Any picture must be dropped, but each line of the data should be duplicated exactly.

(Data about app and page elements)

*** Block opens ***

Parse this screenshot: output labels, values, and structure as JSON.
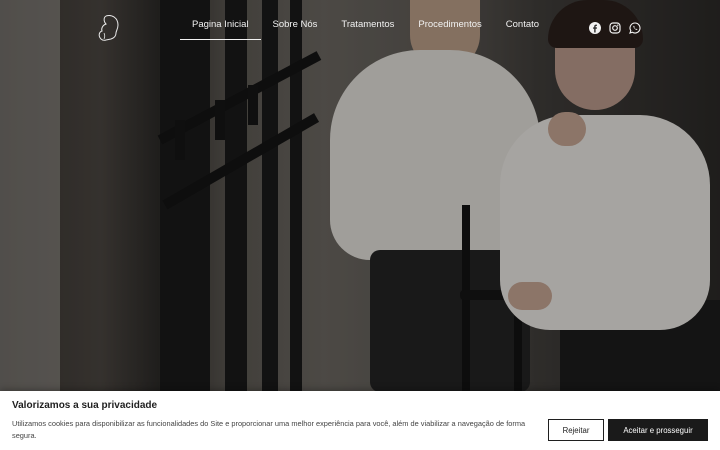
{
  "nav": {
    "items": [
      {
        "label": "Pagina Inicial",
        "active": true
      },
      {
        "label": "Sobre Nós"
      },
      {
        "label": "Tratamentos"
      },
      {
        "label": "Procedimentos"
      },
      {
        "label": "Contato"
      }
    ]
  },
  "header": {
    "logo_icon": "woman-profile-logo-icon",
    "social": [
      "facebook-icon",
      "instagram-icon",
      "whatsapp-icon"
    ]
  },
  "cookie_banner": {
    "title": "Valorizamos a sua privacidade",
    "text": "Utilizamos cookies para disponibilizar as funcionalidades do Site e proporcionar uma melhor experiência para você, além de viabilizar a navegação de forma segura.",
    "reject_label": "Rejeitar",
    "accept_label": "Aceitar e prosseguir"
  },
  "colors": {
    "nav_text": "#f2f2f2",
    "banner_bg": "#ffffff",
    "accept_bg": "#1a1a1a"
  }
}
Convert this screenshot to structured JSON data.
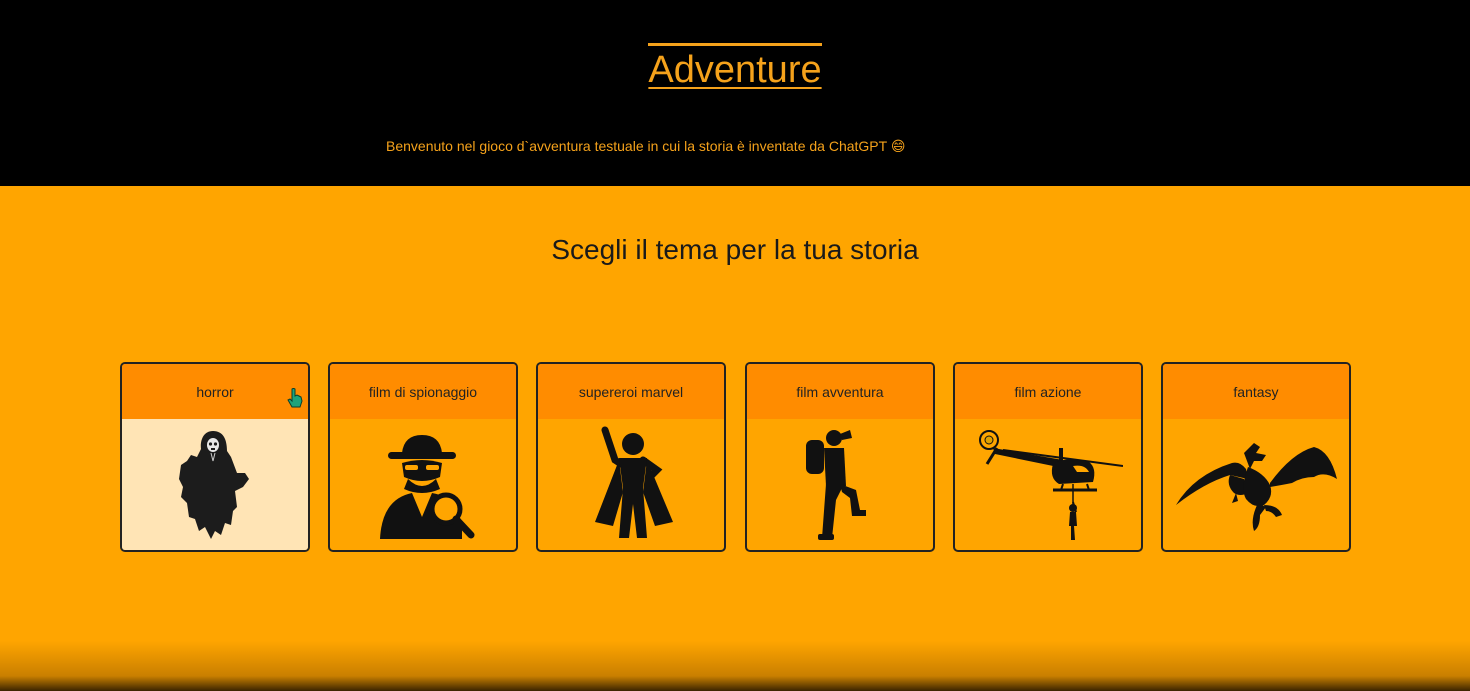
{
  "header": {
    "title": "Adventure",
    "welcome": "Benvenuto nel gioco d`avventura testuale in cui la storia è inventate da ChatGPT 😄"
  },
  "main": {
    "subtitle": "Scegli il tema per la tua storia"
  },
  "themes": [
    {
      "label": "horror",
      "icon": "ghost-icon"
    },
    {
      "label": "film di spionaggio",
      "icon": "spy-icon"
    },
    {
      "label": "supereroi marvel",
      "icon": "superhero-icon"
    },
    {
      "label": "film avventura",
      "icon": "hiker-icon"
    },
    {
      "label": "film azione",
      "icon": "helicopter-icon"
    },
    {
      "label": "fantasy",
      "icon": "dragon-icon"
    }
  ],
  "colors": {
    "header_bg": "#000000",
    "accent": "#f5a21b",
    "page_bg": "#ffa500",
    "card_head": "#ff8c00",
    "card_hover_body": "#ffe4b5"
  }
}
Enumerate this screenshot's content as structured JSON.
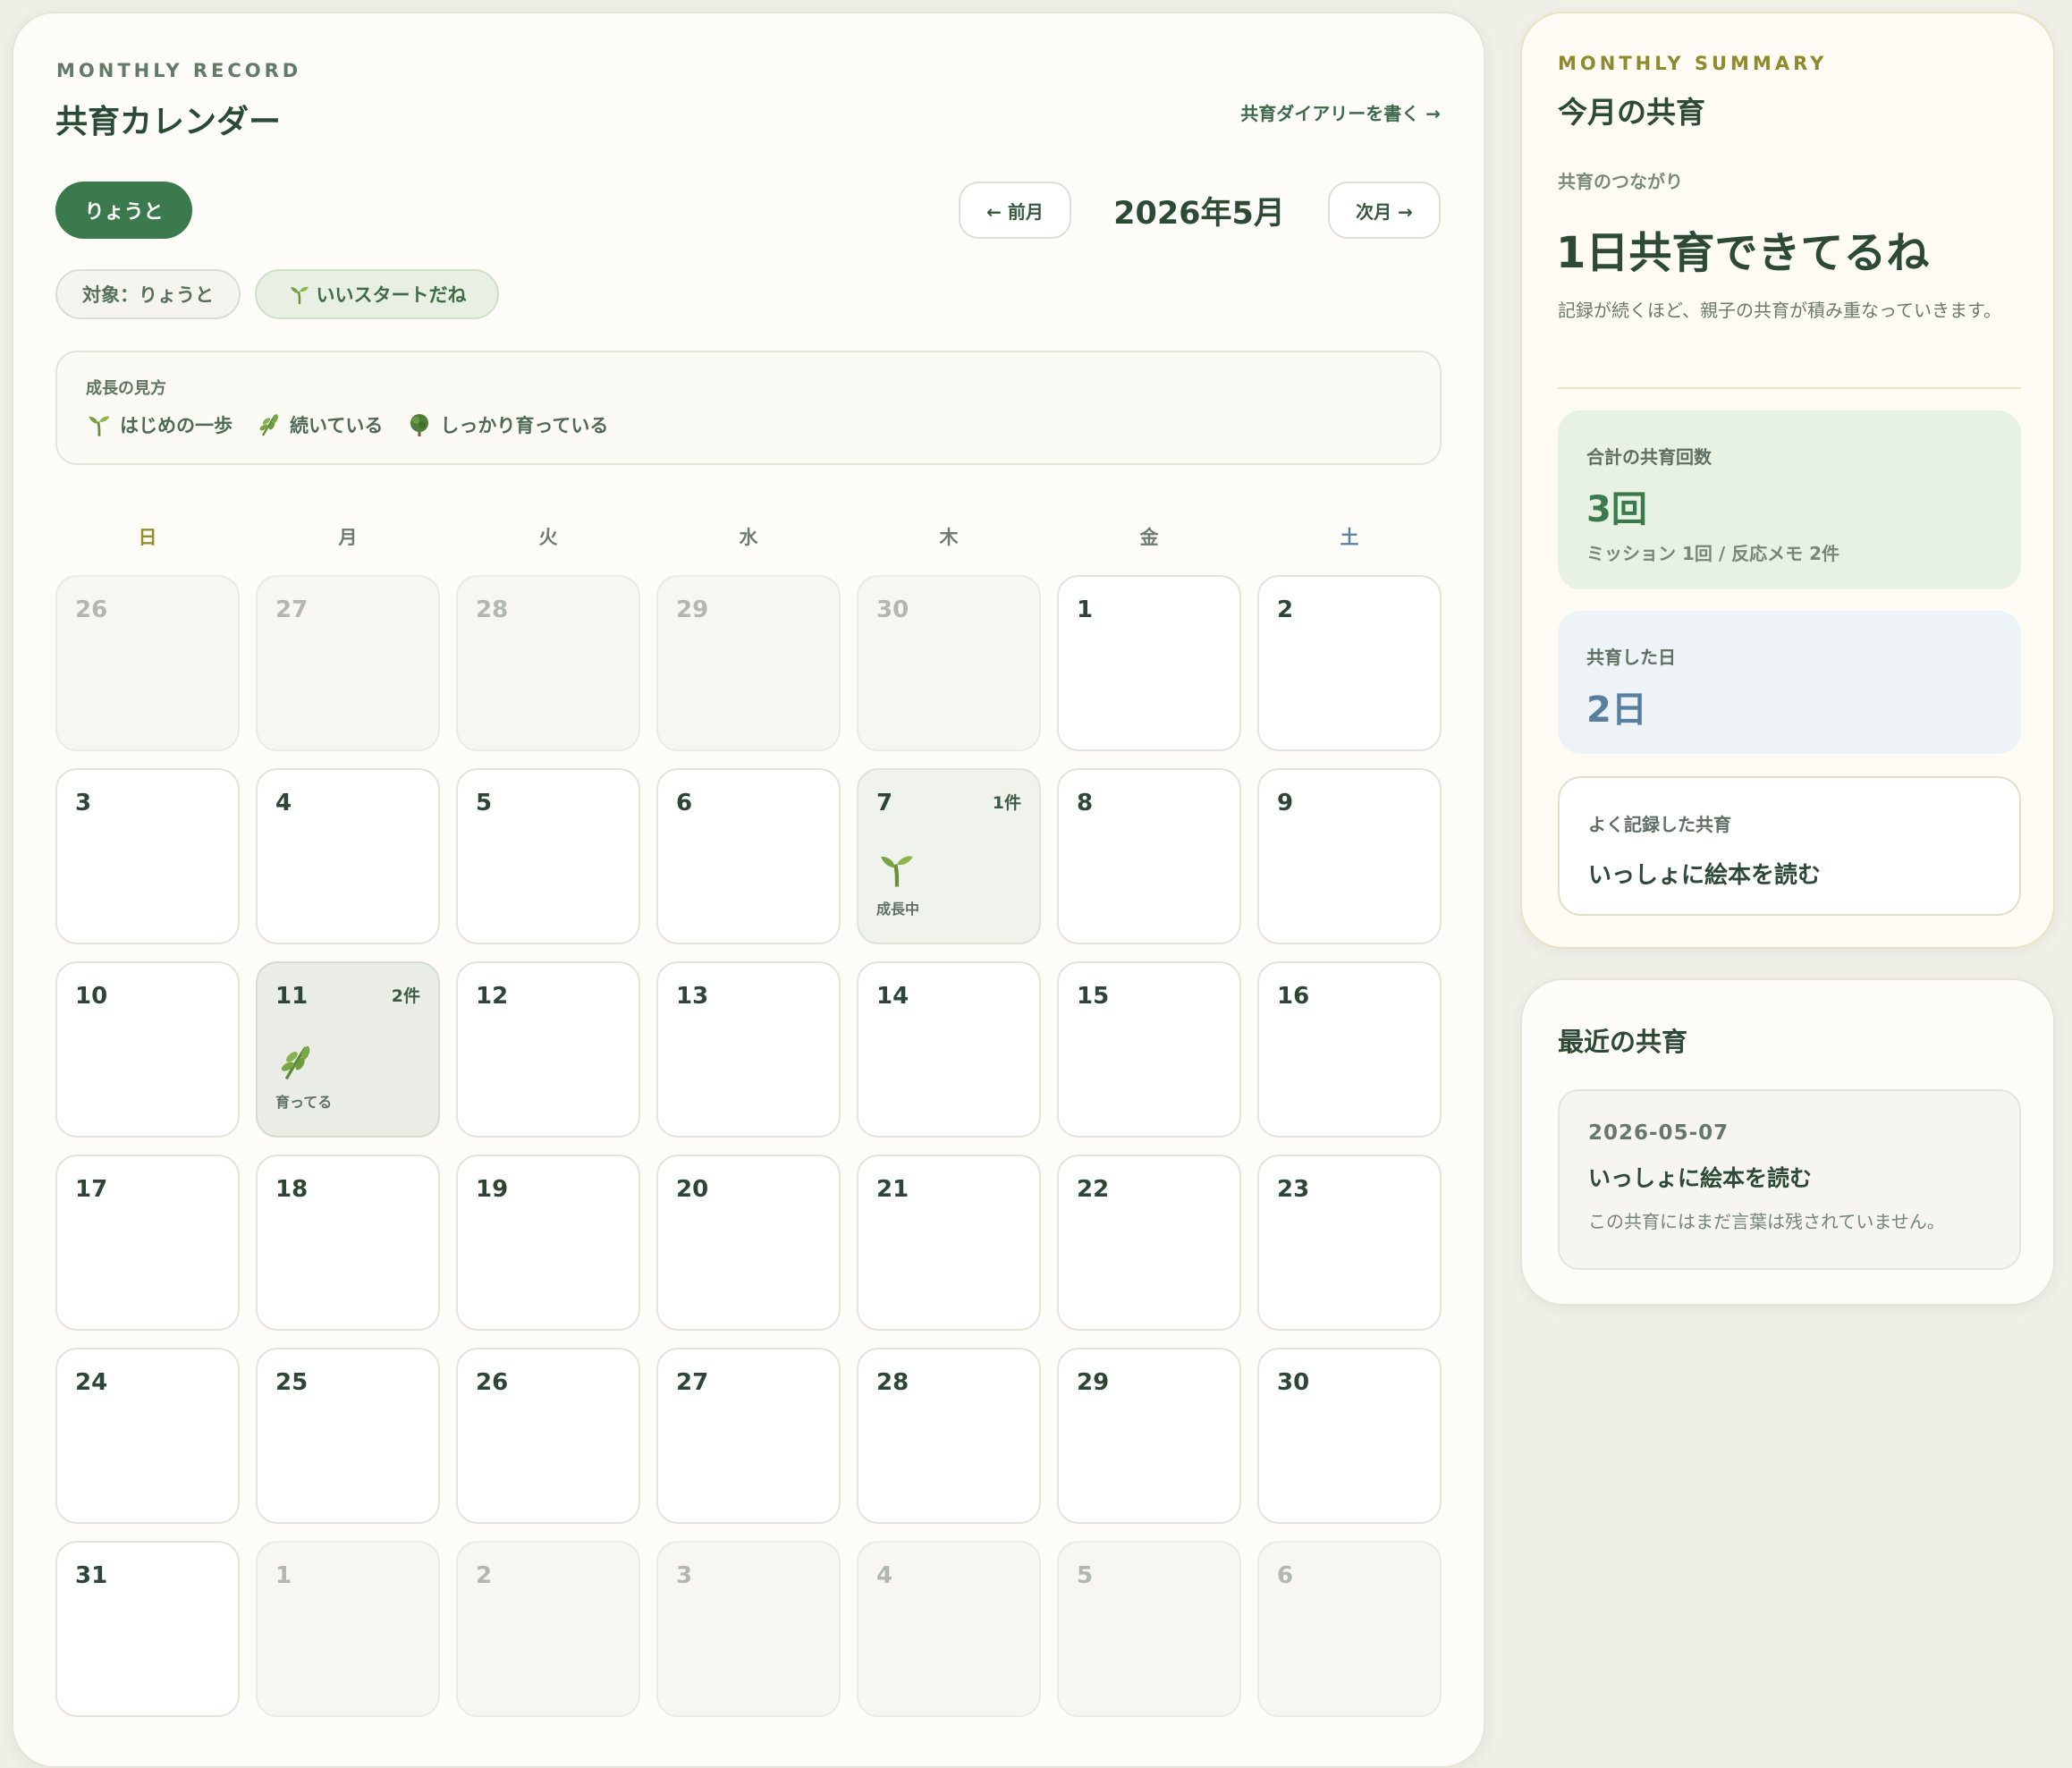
{
  "header": {
    "eyebrow": "MONTHLY RECORD",
    "title": "共育カレンダー",
    "diary_link": "共育ダイアリーを書く →"
  },
  "child_button": "りょうと",
  "nav": {
    "prev": "← 前月",
    "month": "2026年5月",
    "next": "次月 →"
  },
  "chips": {
    "target": "対象：りょうと",
    "start": "いいスタートだね"
  },
  "legend": {
    "title": "成長の見方",
    "items": [
      "はじめの一歩",
      "続いている",
      "しっかり育っている"
    ]
  },
  "weekdays": [
    "日",
    "月",
    "火",
    "水",
    "木",
    "金",
    "土"
  ],
  "calendar": {
    "weeks": [
      [
        {
          "d": "26",
          "o": true
        },
        {
          "d": "27",
          "o": true
        },
        {
          "d": "28",
          "o": true
        },
        {
          "d": "29",
          "o": true
        },
        {
          "d": "30",
          "o": true
        },
        {
          "d": "1"
        },
        {
          "d": "2"
        }
      ],
      [
        {
          "d": "3"
        },
        {
          "d": "4"
        },
        {
          "d": "5"
        },
        {
          "d": "6"
        },
        {
          "d": "7",
          "count": "1件",
          "label": "成長中",
          "icon": "sprout-icon",
          "level": 1
        },
        {
          "d": "8"
        },
        {
          "d": "9"
        }
      ],
      [
        {
          "d": "10"
        },
        {
          "d": "11",
          "count": "2件",
          "label": "育ってる",
          "icon": "leafy-branch-icon",
          "level": 2
        },
        {
          "d": "12"
        },
        {
          "d": "13"
        },
        {
          "d": "14"
        },
        {
          "d": "15"
        },
        {
          "d": "16"
        }
      ],
      [
        {
          "d": "17"
        },
        {
          "d": "18"
        },
        {
          "d": "19"
        },
        {
          "d": "20"
        },
        {
          "d": "21"
        },
        {
          "d": "22"
        },
        {
          "d": "23"
        }
      ],
      [
        {
          "d": "24"
        },
        {
          "d": "25"
        },
        {
          "d": "26"
        },
        {
          "d": "27"
        },
        {
          "d": "28"
        },
        {
          "d": "29"
        },
        {
          "d": "30"
        }
      ],
      [
        {
          "d": "31"
        },
        {
          "d": "1",
          "o": true
        },
        {
          "d": "2",
          "o": true
        },
        {
          "d": "3",
          "o": true
        },
        {
          "d": "4",
          "o": true
        },
        {
          "d": "5",
          "o": true
        },
        {
          "d": "6",
          "o": true
        }
      ]
    ]
  },
  "summary": {
    "eyebrow": "MONTHLY SUMMARY",
    "title": "今月の共育",
    "connection_label": "共育のつながり",
    "connection_value": "1日共育できてるね",
    "description": "記録が続くほど、親子の共育が積み重なっていきます。",
    "total": {
      "label": "合計の共育回数",
      "value": "3回",
      "sub": "ミッション 1回 / 反応メモ 2件"
    },
    "days": {
      "label": "共育した日",
      "value": "2日"
    },
    "most": {
      "label": "よく記録した共育",
      "value": "いっしょに絵本を読む"
    }
  },
  "recent": {
    "title": "最近の共育",
    "items": [
      {
        "date": "2026-05-07",
        "name": "いっしょに絵本を読む",
        "note": "この共育にはまだ言葉は残されていません。"
      }
    ]
  },
  "colors": {
    "accent_green": "#3a7a4d",
    "sunday": "#94912a",
    "saturday": "#5c80a0"
  }
}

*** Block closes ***

## Solution below
Parse this screenshot: output labels, values, and structure as JSON.
{
  "nav": {
    "items": [
      {
        "label": "Pagina Inicial",
        "active": true
      },
      {
        "label": "Sobre Nós"
      },
      {
        "label": "Tratamentos"
      },
      {
        "label": "Procedimentos"
      },
      {
        "label": "Contato"
      }
    ]
  },
  "header": {
    "logo_icon": "woman-profile-logo-icon",
    "social": [
      "facebook-icon",
      "instagram-icon",
      "whatsapp-icon"
    ]
  },
  "cookie_banner": {
    "title": "Valorizamos a sua privacidade",
    "text": "Utilizamos cookies para disponibilizar as funcionalidades do Site e proporcionar uma melhor experiência para você, além de viabilizar a navegação de forma segura.",
    "reject_label": "Rejeitar",
    "accept_label": "Aceitar e prosseguir"
  },
  "colors": {
    "nav_text": "#f2f2f2",
    "banner_bg": "#ffffff",
    "accept_bg": "#1a1a1a"
  }
}
Convert this screenshot to structured JSON data.
{
  "header": {
    "title": "Adventure",
    "welcome": "Benvenuto nel gioco d`avventura testuale in cui la storia è inventate da ChatGPT 😄"
  },
  "main": {
    "subtitle": "Scegli il tema per la tua storia"
  },
  "themes": [
    {
      "label": "horror",
      "icon": "ghost-icon"
    },
    {
      "label": "film di spionaggio",
      "icon": "spy-icon"
    },
    {
      "label": "supereroi marvel",
      "icon": "superhero-icon"
    },
    {
      "label": "film avventura",
      "icon": "hiker-icon"
    },
    {
      "label": "film azione",
      "icon": "helicopter-icon"
    },
    {
      "label": "fantasy",
      "icon": "dragon-icon"
    }
  ],
  "colors": {
    "header_bg": "#000000",
    "accent": "#f5a21b",
    "page_bg": "#ffa500",
    "card_head": "#ff8c00",
    "card_hover_body": "#ffe4b5"
  }
}
Enumerate this screenshot's content as structured JSON.
{
  "header": {
    "eyebrow": "MONTHLY RECORD",
    "title": "共育カレンダー",
    "diary_link": "共育ダイアリーを書く →"
  },
  "child_button": "りょうと",
  "nav": {
    "prev": "← 前月",
    "month": "2026年5月",
    "next": "次月 →"
  },
  "chips": {
    "target": "対象：りょうと",
    "start": "いいスタートだね"
  },
  "legend": {
    "title": "成長の見方",
    "items": [
      "はじめの一歩",
      "続いている",
      "しっかり育っている"
    ]
  },
  "weekdays": [
    "日",
    "月",
    "火",
    "水",
    "木",
    "金",
    "土"
  ],
  "calendar": {
    "weeks": [
      [
        {
          "d": "26",
          "o": true
        },
        {
          "d": "27",
          "o": true
        },
        {
          "d": "28",
          "o": true
        },
        {
          "d": "29",
          "o": true
        },
        {
          "d": "30",
          "o": true
        },
        {
          "d": "1"
        },
        {
          "d": "2"
        }
      ],
      [
        {
          "d": "3"
        },
        {
          "d": "4"
        },
        {
          "d": "5"
        },
        {
          "d": "6"
        },
        {
          "d": "7",
          "count": "1件",
          "label": "成長中",
          "icon": "sprout-icon",
          "level": 1
        },
        {
          "d": "8"
        },
        {
          "d": "9"
        }
      ],
      [
        {
          "d": "10"
        },
        {
          "d": "11",
          "count": "2件",
          "label": "育ってる",
          "icon": "leafy-branch-icon",
          "level": 2
        },
        {
          "d": "12"
        },
        {
          "d": "13"
        },
        {
          "d": "14"
        },
        {
          "d": "15"
        },
        {
          "d": "16"
        }
      ],
      [
        {
          "d": "17"
        },
        {
          "d": "18"
        },
        {
          "d": "19"
        },
        {
          "d": "20"
        },
        {
          "d": "21"
        },
        {
          "d": "22"
        },
        {
          "d": "23"
        }
      ],
      [
        {
          "d": "24"
        },
        {
          "d": "25"
        },
        {
          "d": "26"
        },
        {
          "d": "27"
        },
        {
          "d": "28"
        },
        {
          "d": "29"
        },
        {
          "d": "30"
        }
      ],
      [
        {
          "d": "31"
        },
        {
          "d": "1",
          "o": true
        },
        {
          "d": "2",
          "o": true
        },
        {
          "d": "3",
          "o": true
        },
        {
          "d": "4",
          "o": true
        },
        {
          "d": "5",
          "o": true
        },
        {
          "d": "6",
          "o": true
        }
      ]
    ]
  },
  "summary": {
    "eyebrow": "MONTHLY SUMMARY",
    "title": "今月の共育",
    "connection_label": "共育のつながり",
    "connection_value": "1日共育できてるね",
    "description": "記録が続くほど、親子の共育が積み重なっていきます。",
    "total": {
      "label": "合計の共育回数",
      "value": "3回",
      "sub": "ミッション 1回 / 反応メモ 2件"
    },
    "days": {
      "label": "共育した日",
      "value": "2日"
    },
    "most": {
      "label": "よく記録した共育",
      "value": "いっしょに絵本を読む"
    }
  },
  "recent": {
    "title": "最近の共育",
    "items": [
      {
        "date": "2026-05-07",
        "name": "いっしょに絵本を読む",
        "note": "この共育にはまだ言葉は残されていません。"
      }
    ]
  },
  "colors": {
    "accent_green": "#3a7a4d",
    "sunday": "#94912a",
    "saturday": "#5c80a0"
  }
}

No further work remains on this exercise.